Dictionary > English Dictionary > Definition, synonym and antonym of accompany
Meaning of accompany by Wiktionary Dictionary



    From Middle English accompanien, from Old French acompagner ( “to associate with” ), from compaign ( “companion” ). See company .


    • ( RP ) IPA: /ə.ˈkʌm.pə.ni/, /ə.ˈkʌmp.ni/


    accompany ( third-person singular simple present accompanies present participle accompanying, simple past and past participle accompanied )

    1. ( transitive ) To go with or attend as a companion or associate; to keep company with; to go along with .
      Geoffrey accompanied the group on their pilgrimage .
    2. ( transitive ) To supplement with; add to .
    3. ( intransitive, music ) To perform an accompanying part or parts in a composition .
    4. ( transitive, music ) To perform an accompanying part next to another instrument .
      The strings were accompanied by two woodwinds .
    5. ( intransitive, obsolete ) To associate in a company; to keep company.
    6. ( intransitive, obsolete ) To cohabit ( with ) .
    7. ( transitive, obsolete ) To cohabit with; to coexist with; occur with .

    Usage notes

    ( to go with ): Persons are said to be accompanied by, and inanimate objects, state or condition is said to be accompanied with .

    • ( go with ): attend, escort, go with

    Related terms

    • accompaniment

Explanation of accompany by Wordnet Dictionary


    1. perform an accompaniment to

    2. go or travel along with

    3. The nurse accompanied the old lady everywhere
    4. be present or associated with an event or entity

    5. heart attacks are accompanied by distruction of heart tissue
      this kind of vein accompanies certain arteries
    6. be a companion to somebody

    Definition of accompany by GCIDE Dictionary


    1. Accompany v. t. [imp. & p. p. Accompanied ( ); p. pr. & vb. n. Accompanying ( )] [OF. aacompaignier, F. accompagner, to associate with, fr. OF. compaign, compain, companion. See Company.]
      1. To go with or attend as a companion or associate; to keep company with; to go along with; -- followed by with or by; as, “he accompanied his speech with a bow”.

      The Persian dames, . . .
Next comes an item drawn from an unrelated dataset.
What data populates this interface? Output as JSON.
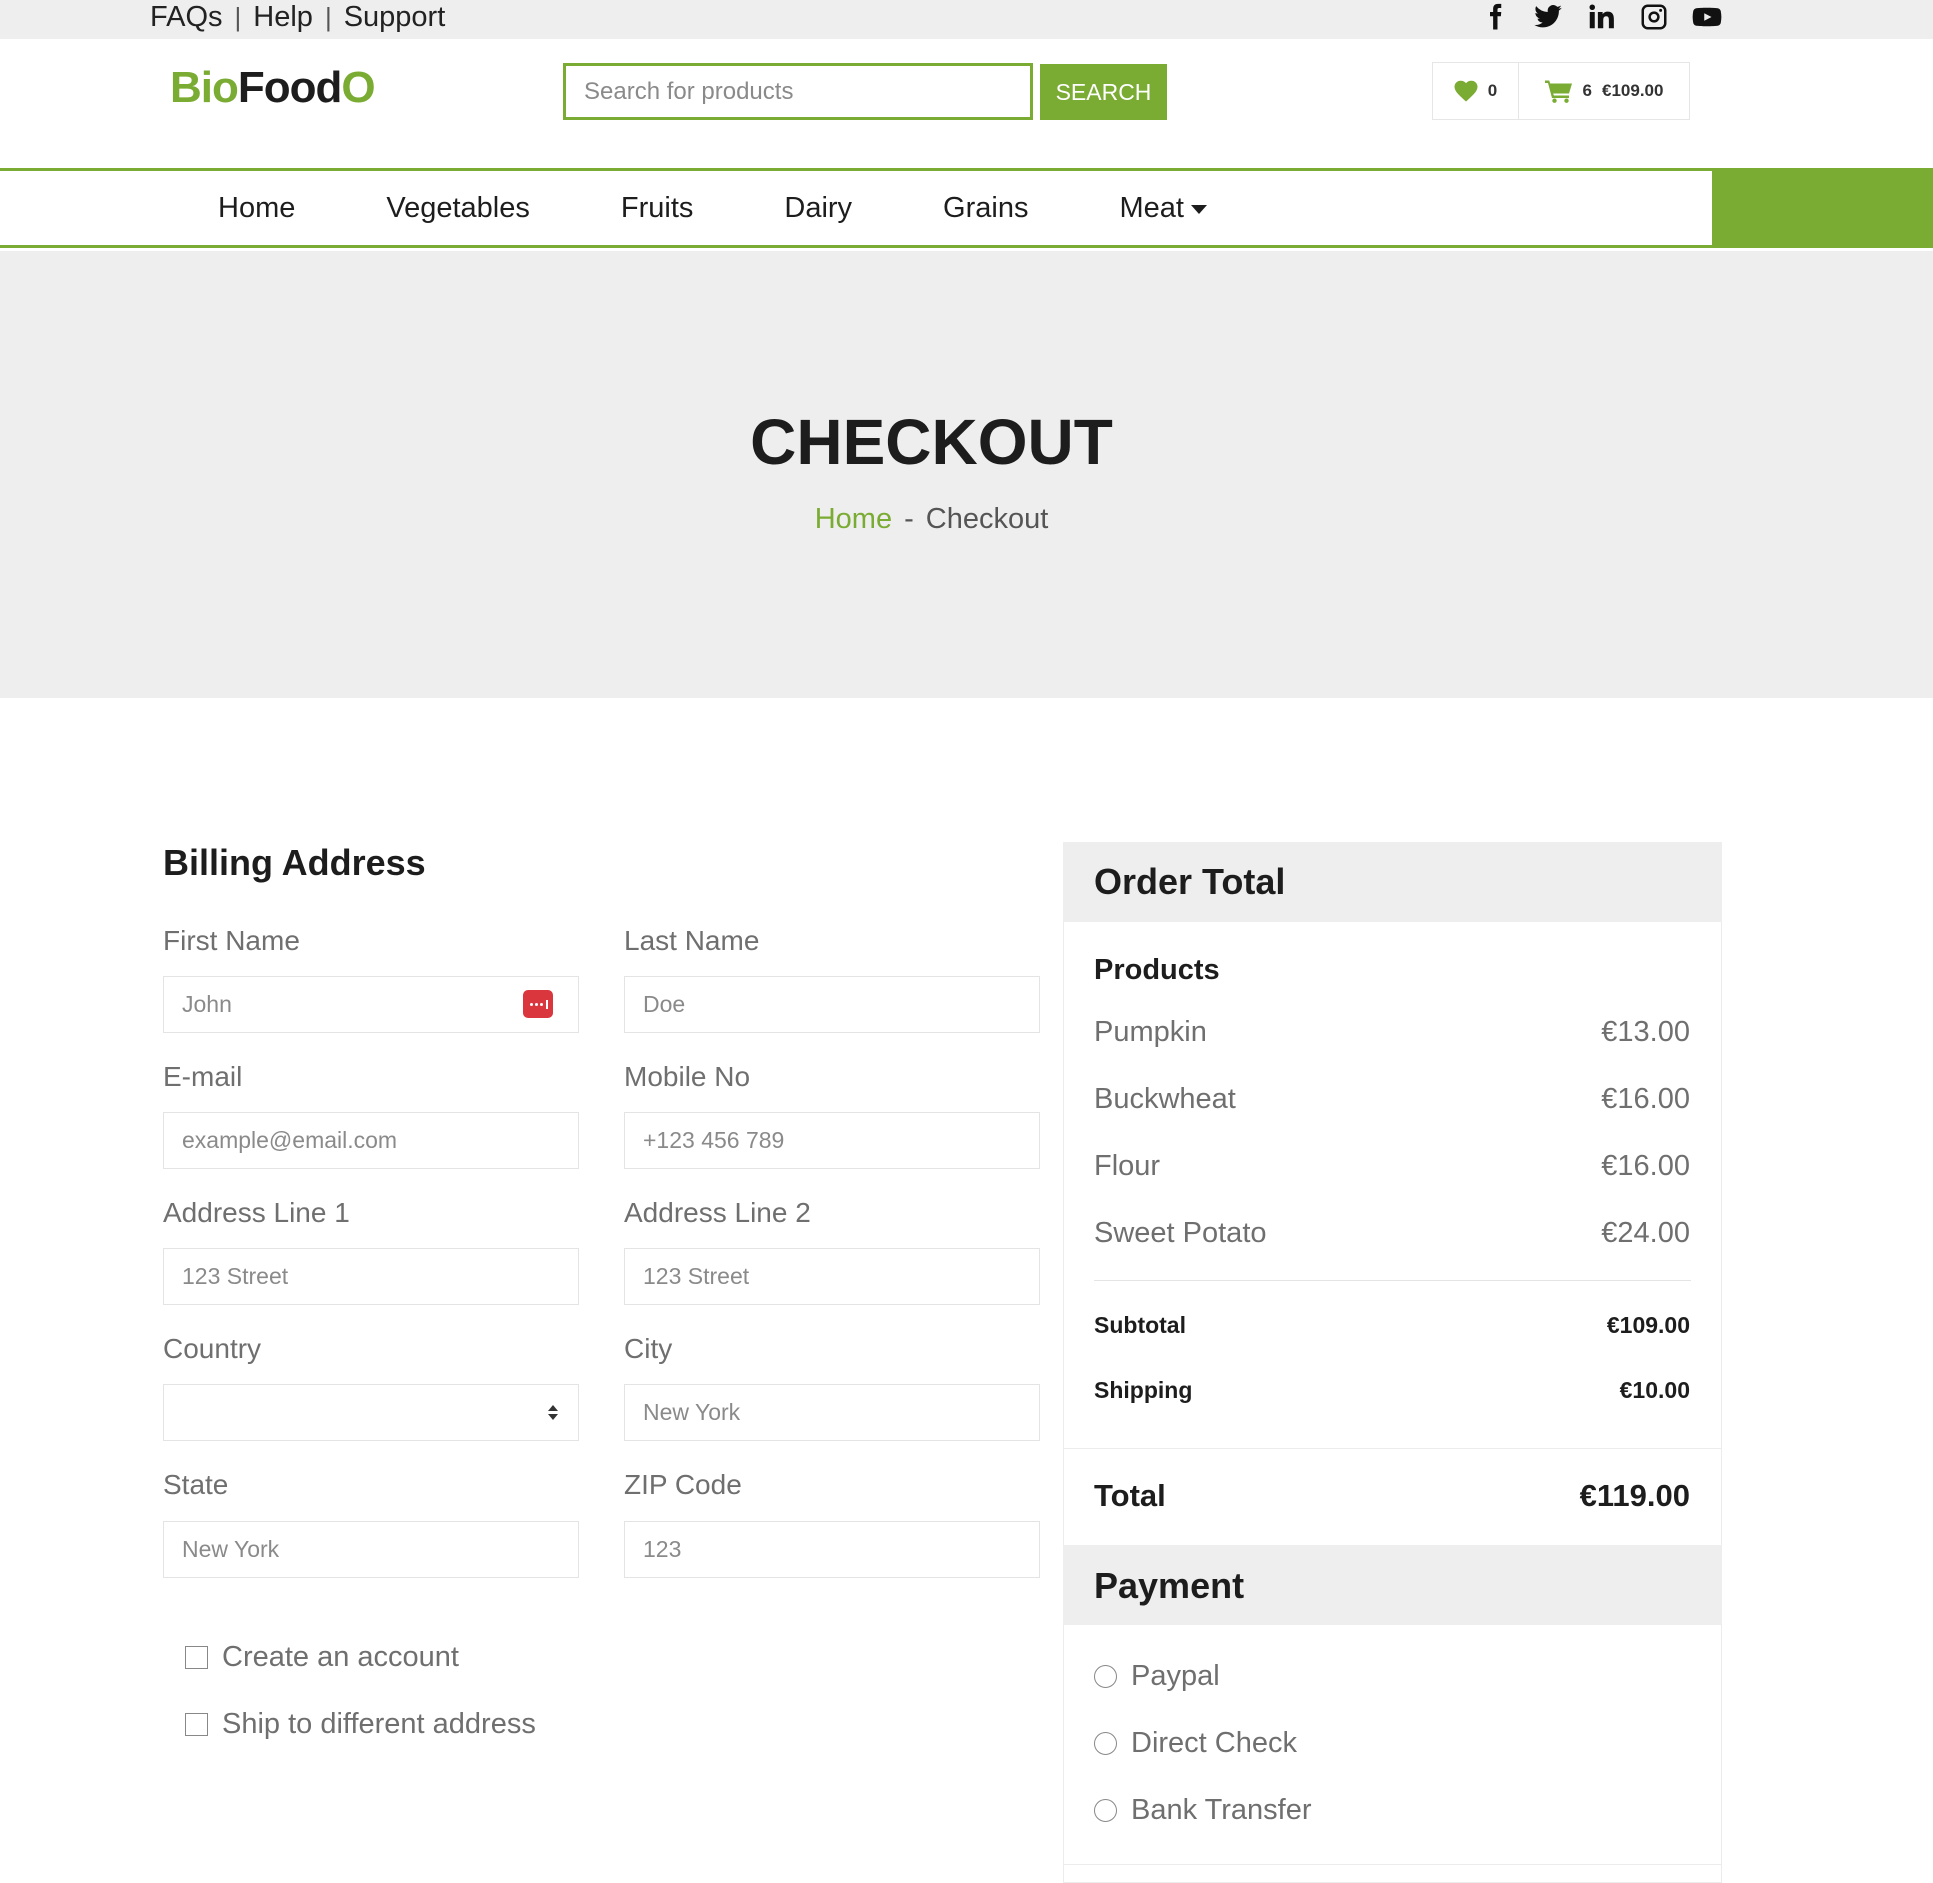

      In sumptuous cars, accompanied his march. Glover.

      They are never alone that are accompanied with noble thoughts. Sir P. Sidney.
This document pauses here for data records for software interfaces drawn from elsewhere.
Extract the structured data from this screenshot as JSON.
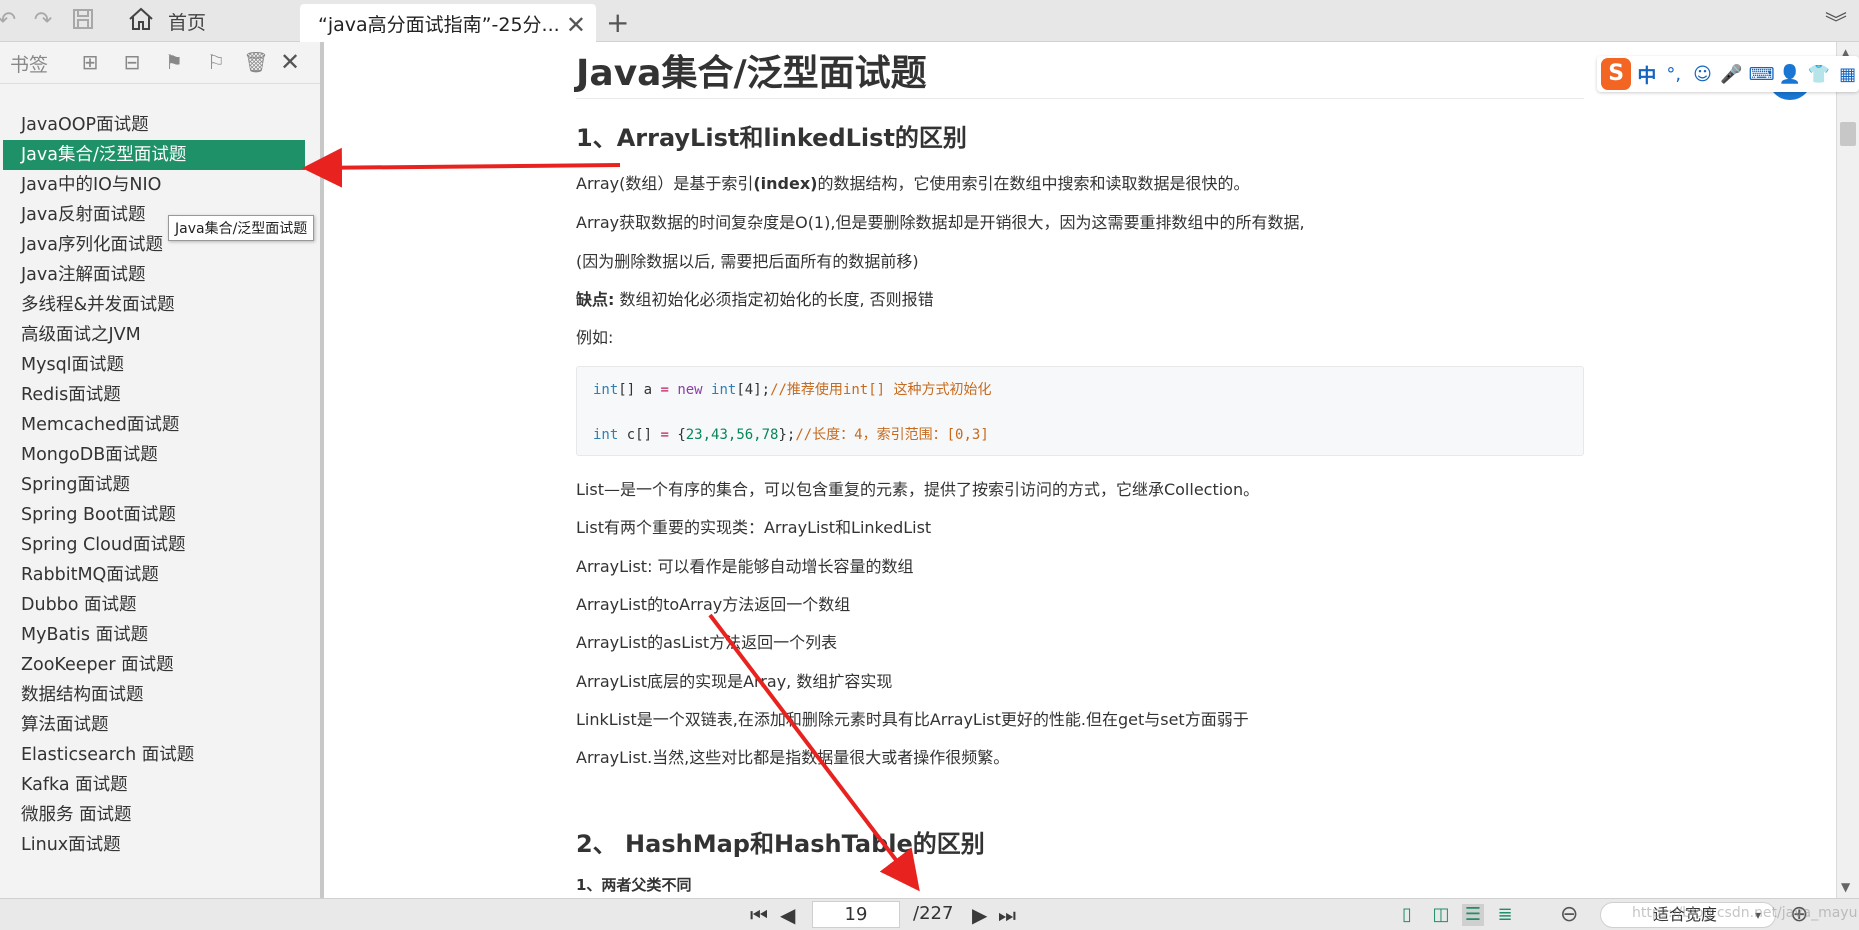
{
  "tabs": {
    "home_label": "首页",
    "doc_label": "“java高分面试指南”-25分..."
  },
  "icons": {
    "undo": "undo-icon",
    "redo": "redo-icon",
    "save": "save-icon",
    "home": "home-icon",
    "close": "close-icon",
    "add": "plus-icon",
    "menu": "chevron-down-icon"
  },
  "sidebar": {
    "title": "书签",
    "tooltip": "Java集合/泛型面试题",
    "items": [
      {
        "label": "JavaOOP面试题"
      },
      {
        "label": "Java集合/泛型面试题",
        "active": true
      },
      {
        "label": "Java中的IO与NIO"
      },
      {
        "label": "Java反射面试题"
      },
      {
        "label": "Java序列化面试题"
      },
      {
        "label": "Java注解面试题"
      },
      {
        "label": "多线程&并发面试题"
      },
      {
        "label": "高级面试之JVM"
      },
      {
        "label": "Mysql面试题"
      },
      {
        "label": "Redis面试题"
      },
      {
        "label": "Memcached面试题"
      },
      {
        "label": "MongoDB面试题"
      },
      {
        "label": "Spring面试题"
      },
      {
        "label": "Spring Boot面试题"
      },
      {
        "label": "Spring Cloud面试题"
      },
      {
        "label": "RabbitMQ面试题"
      },
      {
        "label": "Dubbo 面试题"
      },
      {
        "label": "MyBatis 面试题"
      },
      {
        "label": "ZooKeeper 面试题"
      },
      {
        "label": "数据结构面试题"
      },
      {
        "label": "算法面试题"
      },
      {
        "label": "Elasticsearch 面试题"
      },
      {
        "label": "Kafka 面试题"
      },
      {
        "label": "微服务 面试题"
      },
      {
        "label": "Linux面试题"
      }
    ]
  },
  "doc": {
    "title": "Java集合/泛型面试题",
    "section1": "1、ArrayList和linkedList的区别",
    "p1_a": "Array(数组）是基于索引",
    "p1_b": "(index)",
    "p1_c": "的数据结构，它使用索引在数组中搜索和读取数据是很快的。",
    "p2": "Array获取数据的时间复杂度是O(1),但是要删除数据却是开销很大，因为这需要重排数组中的所有数据,",
    "p3": "(因为删除数据以后, 需要把后面所有的数据前移)",
    "p4_label": "缺点:",
    "p4_text": " 数组初始化必须指定初始化的长度, 否则报错",
    "p5": "例如:",
    "code1": {
      "type": "int",
      "rest": "[] a ",
      "eq": "=",
      "kw": " new ",
      "type2": "int",
      "rest2": "[4];",
      "comment": "//推荐使用int[] 这种方式初始化"
    },
    "code2": {
      "type": "int",
      "rest": " c[] ",
      "eq": "=",
      "rest2": " {",
      "nums": "23,43,56,78",
      "rest3": "};",
      "comment": "//长度：4，索引范围：[0,3]"
    },
    "p6": "List—是一个有序的集合，可以包含重复的元素，提供了按索引访问的方式，它继承Collection。",
    "p7": "List有两个重要的实现类：ArrayList和LinkedList",
    "p8": "ArrayList: 可以看作是能够自动增长容量的数组",
    "p9": "ArrayList的toArray方法返回一个数组",
    "p10": "ArrayList的asList方法返回一个列表",
    "p11": "ArrayList底层的实现是Array, 数组扩容实现",
    "p12": "LinkList是一个双链表,在添加和删除元素时具有比ArrayList更好的性能.但在get与set方面弱于",
    "p13": "ArrayList.当然,这些对比都是指数据量很大或者操作很频繁。",
    "section2": "2、 HashMap和HashTable的区别",
    "sub1": "1、两者父类不同"
  },
  "ime": {
    "logo": "S",
    "lang": "中"
  },
  "bottombar": {
    "current_page": "19",
    "total_pages": "/227",
    "zoom_label": "适合宽度",
    "watermark": "https://blog.csdn.net/java_mayu"
  },
  "colors": {
    "accent": "#1e9168",
    "arrow": "#e8231f"
  }
}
      He was accompanied by two carts filled with wounded rebels. Macaulay.

      2. To cohabit with. [Obs.] Sir T. Herbert.

      Syn. -- To attend; escort; go with. -- To Accompany, Attend, Escort. We accompany those with whom we go as companions. The word imports an equality of station. We attend those whom we wait upon or follow. The word conveys an idea of subordination. We escort those whom we attend with a view to guard and protect. A gentleman accompanies a friend to some public place; he attends or escorts a lady.

    2. Accompany, v. i.
      1. To associate in a company; to keep company. [Obs.] Bacon.

      Men say that they will drive away one another, . . . and not accompany together. Holland.

      2. To cohabit ( with ). [Obs.] Milton.

      3. ( Mus. ) To perform an accompanying part or parts in a composition.